-- YOUR OBJECTIVE --
The answer must be the full listing, word for word, with no pictures in it.

-- DATA --
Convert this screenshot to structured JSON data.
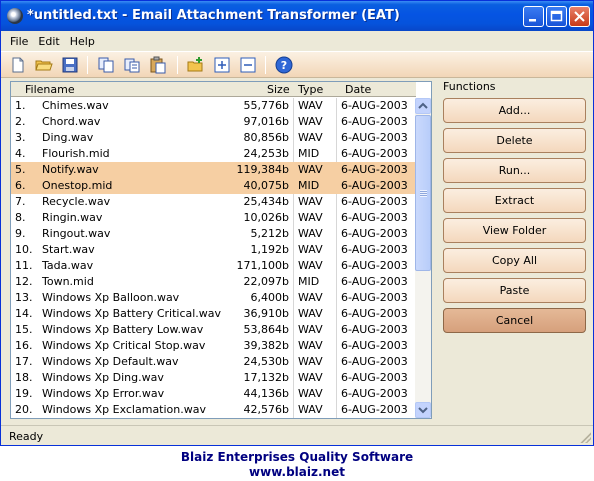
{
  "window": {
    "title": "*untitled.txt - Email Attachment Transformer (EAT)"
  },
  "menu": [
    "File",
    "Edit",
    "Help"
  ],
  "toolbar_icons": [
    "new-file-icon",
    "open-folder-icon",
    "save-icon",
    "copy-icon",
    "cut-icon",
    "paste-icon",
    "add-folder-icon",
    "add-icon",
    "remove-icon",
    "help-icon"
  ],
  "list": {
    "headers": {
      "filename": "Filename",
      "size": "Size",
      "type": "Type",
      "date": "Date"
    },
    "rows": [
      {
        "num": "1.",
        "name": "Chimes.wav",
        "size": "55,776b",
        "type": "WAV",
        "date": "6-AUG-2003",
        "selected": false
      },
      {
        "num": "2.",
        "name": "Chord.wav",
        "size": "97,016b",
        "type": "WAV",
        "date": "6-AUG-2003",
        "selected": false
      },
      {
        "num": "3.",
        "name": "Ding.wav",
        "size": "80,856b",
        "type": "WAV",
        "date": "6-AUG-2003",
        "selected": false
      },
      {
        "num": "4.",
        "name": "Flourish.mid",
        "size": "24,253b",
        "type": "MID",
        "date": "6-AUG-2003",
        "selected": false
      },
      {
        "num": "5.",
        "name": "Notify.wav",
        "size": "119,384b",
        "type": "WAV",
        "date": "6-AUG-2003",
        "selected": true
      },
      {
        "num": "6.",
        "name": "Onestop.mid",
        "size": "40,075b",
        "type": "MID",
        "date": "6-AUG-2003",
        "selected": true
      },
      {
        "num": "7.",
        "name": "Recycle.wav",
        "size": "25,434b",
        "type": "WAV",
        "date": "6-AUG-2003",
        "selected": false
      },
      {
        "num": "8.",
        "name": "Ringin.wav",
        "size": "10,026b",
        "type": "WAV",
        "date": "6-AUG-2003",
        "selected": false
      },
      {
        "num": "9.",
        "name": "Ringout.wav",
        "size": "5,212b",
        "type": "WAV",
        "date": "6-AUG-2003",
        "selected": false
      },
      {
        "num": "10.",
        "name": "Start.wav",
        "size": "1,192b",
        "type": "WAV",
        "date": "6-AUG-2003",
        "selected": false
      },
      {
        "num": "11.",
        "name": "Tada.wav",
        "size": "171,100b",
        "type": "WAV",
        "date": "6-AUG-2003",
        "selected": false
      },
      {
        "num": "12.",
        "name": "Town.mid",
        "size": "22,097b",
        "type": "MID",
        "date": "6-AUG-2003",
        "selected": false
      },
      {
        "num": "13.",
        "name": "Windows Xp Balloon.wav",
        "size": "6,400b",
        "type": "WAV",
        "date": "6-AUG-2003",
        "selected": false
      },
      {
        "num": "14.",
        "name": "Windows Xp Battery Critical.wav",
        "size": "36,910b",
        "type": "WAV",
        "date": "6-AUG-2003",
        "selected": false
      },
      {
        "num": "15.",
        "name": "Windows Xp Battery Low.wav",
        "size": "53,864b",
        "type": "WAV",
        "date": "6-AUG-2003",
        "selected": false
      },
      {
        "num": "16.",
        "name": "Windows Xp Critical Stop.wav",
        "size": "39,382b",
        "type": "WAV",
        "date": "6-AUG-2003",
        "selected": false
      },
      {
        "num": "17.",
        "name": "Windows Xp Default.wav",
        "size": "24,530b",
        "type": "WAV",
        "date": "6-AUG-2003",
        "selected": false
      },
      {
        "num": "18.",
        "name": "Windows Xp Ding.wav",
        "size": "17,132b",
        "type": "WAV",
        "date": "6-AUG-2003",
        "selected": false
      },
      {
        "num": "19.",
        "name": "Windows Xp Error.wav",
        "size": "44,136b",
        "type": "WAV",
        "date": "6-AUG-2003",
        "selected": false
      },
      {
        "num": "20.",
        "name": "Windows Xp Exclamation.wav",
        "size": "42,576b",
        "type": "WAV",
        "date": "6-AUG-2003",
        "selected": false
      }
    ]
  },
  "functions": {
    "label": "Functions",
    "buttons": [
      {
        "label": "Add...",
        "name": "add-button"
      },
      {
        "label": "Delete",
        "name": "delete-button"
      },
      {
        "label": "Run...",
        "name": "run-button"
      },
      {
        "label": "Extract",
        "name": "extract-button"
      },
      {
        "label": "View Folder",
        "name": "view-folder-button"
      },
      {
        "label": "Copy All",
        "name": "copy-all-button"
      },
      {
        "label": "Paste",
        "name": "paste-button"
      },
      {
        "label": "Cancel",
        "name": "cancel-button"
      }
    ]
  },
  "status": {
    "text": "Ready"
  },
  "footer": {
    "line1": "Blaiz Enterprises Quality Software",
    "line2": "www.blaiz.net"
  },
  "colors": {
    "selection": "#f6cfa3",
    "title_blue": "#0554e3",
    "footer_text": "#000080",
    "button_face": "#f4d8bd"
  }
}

-- YOUR SOLUTION --
Convert this screenshot to structured JSON data.
{
  "window": {
    "title": "*untitled.txt - Email Attachment Transformer (EAT)"
  },
  "menu": [
    "File",
    "Edit",
    "Help"
  ],
  "toolbar_icons": [
    "new-file-icon",
    "open-folder-icon",
    "save-icon",
    "copy-icon",
    "cut-icon",
    "paste-icon",
    "add-folder-icon",
    "add-icon",
    "remove-icon",
    "help-icon"
  ],
  "list": {
    "headers": {
      "filename": "Filename",
      "size": "Size",
      "type": "Type",
      "date": "Date"
    },
    "rows": [
      {
        "num": "1.",
        "name": "Chimes.wav",
        "size": "55,776b",
        "type": "WAV",
        "date": "6-AUG-2003",
        "selected": false
      },
      {
        "num": "2.",
        "name": "Chord.wav",
        "size": "97,016b",
        "type": "WAV",
        "date": "6-AUG-2003",
        "selected": false
      },
      {
        "num": "3.",
        "name": "Ding.wav",
        "size": "80,856b",
        "type": "WAV",
        "date": "6-AUG-2003",
        "selected": false
      },
      {
        "num": "4.",
        "name": "Flourish.mid",
        "size": "24,253b",
        "type": "MID",
        "date": "6-AUG-2003",
        "selected": false
      },
      {
        "num": "5.",
        "name": "Notify.wav",
        "size": "119,384b",
        "type": "WAV",
        "date": "6-AUG-2003",
        "selected": true
      },
      {
        "num": "6.",
        "name": "Onestop.mid",
        "size": "40,075b",
        "type": "MID",
        "date": "6-AUG-2003",
        "selected": true
      },
      {
        "num": "7.",
        "name": "Recycle.wav",
        "size": "25,434b",
        "type": "WAV",
        "date": "6-AUG-2003",
        "selected": false
      },
      {
        "num": "8.",
        "name": "Ringin.wav",
        "size": "10,026b",
        "type": "WAV",
        "date": "6-AUG-2003",
        "selected": false
      },
      {
        "num": "9.",
        "name": "Ringout.wav",
        "size": "5,212b",
        "type": "WAV",
        "date": "6-AUG-2003",
        "selected": false
      },
      {
        "num": "10.",
        "name": "Start.wav",
        "size": "1,192b",
        "type": "WAV",
        "date": "6-AUG-2003",
        "selected": false
      },
      {
        "num": "11.",
        "name": "Tada.wav",
        "size": "171,100b",
        "type": "WAV",
        "date": "6-AUG-2003",
        "selected": false
      },
      {
        "num": "12.",
        "name": "Town.mid",
        "size": "22,097b",
        "type": "MID",
        "date": "6-AUG-2003",
        "selected": false
      },
      {
        "num": "13.",
        "name": "Windows Xp Balloon.wav",
        "size": "6,400b",
        "type": "WAV",
        "date": "6-AUG-2003",
        "selected": false
      },
      {
        "num": "14.",
        "name": "Windows Xp Battery Critical.wav",
        "size": "36,910b",
        "type": "WAV",
        "date": "6-AUG-2003",
        "selected": false
      },
      {
        "num": "15.",
        "name": "Windows Xp Battery Low.wav",
        "size": "53,864b",
        "type": "WAV",
        "date": "6-AUG-2003",
        "selected": false
      },
      {
        "num": "16.",
        "name": "Windows Xp Critical Stop.wav",
        "size": "39,382b",
        "type": "WAV",
        "date": "6-AUG-2003",
        "selected": false
      },
      {
        "num": "17.",
        "name": "Windows Xp Default.wav",
        "size": "24,530b",
        "type": "WAV",
        "date": "6-AUG-2003",
        "selected": false
      },
      {
        "num": "18.",
        "name": "Windows Xp Ding.wav",
        "size": "17,132b",
        "type": "WAV",
        "date": "6-AUG-2003",
        "selected": false
      },
      {
        "num": "19.",
        "name": "Windows Xp Error.wav",
        "size": "44,136b",
        "type": "WAV",
        "date": "6-AUG-2003",
        "selected": false
      },
      {
        "num": "20.",
        "name": "Windows Xp Exclamation.wav",
        "size": "42,576b",
        "type": "WAV",
        "date": "6-AUG-2003",
        "selected": false
      }
    ]
  },
  "functions": {
    "label": "Functions",
    "buttons": [
      {
        "label": "Add...",
        "name": "add-button"
      },
      {
        "label": "Delete",
        "name": "delete-button"
      },
      {
        "label": "Run...",
        "name": "run-button"
      },
      {
        "label": "Extract",
        "name": "extract-button"
      },
      {
        "label": "View Folder",
        "name": "view-folder-button"
      },
      {
        "label": "Copy All",
        "name": "copy-all-button"
      },
      {
        "label": "Paste",
        "name": "paste-button"
      },
      {
        "label": "Cancel",
        "name": "cancel-button"
      }
    ]
  },
  "status": {
    "text": "Ready"
  },
  "footer": {
    "line1": "Blaiz Enterprises Quality Software",
    "line2": "www.blaiz.net"
  },
  "colors": {
    "selection": "#f6cfa3",
    "title_blue": "#0554e3",
    "footer_text": "#000080",
    "button_face": "#f4d8bd"
  }
}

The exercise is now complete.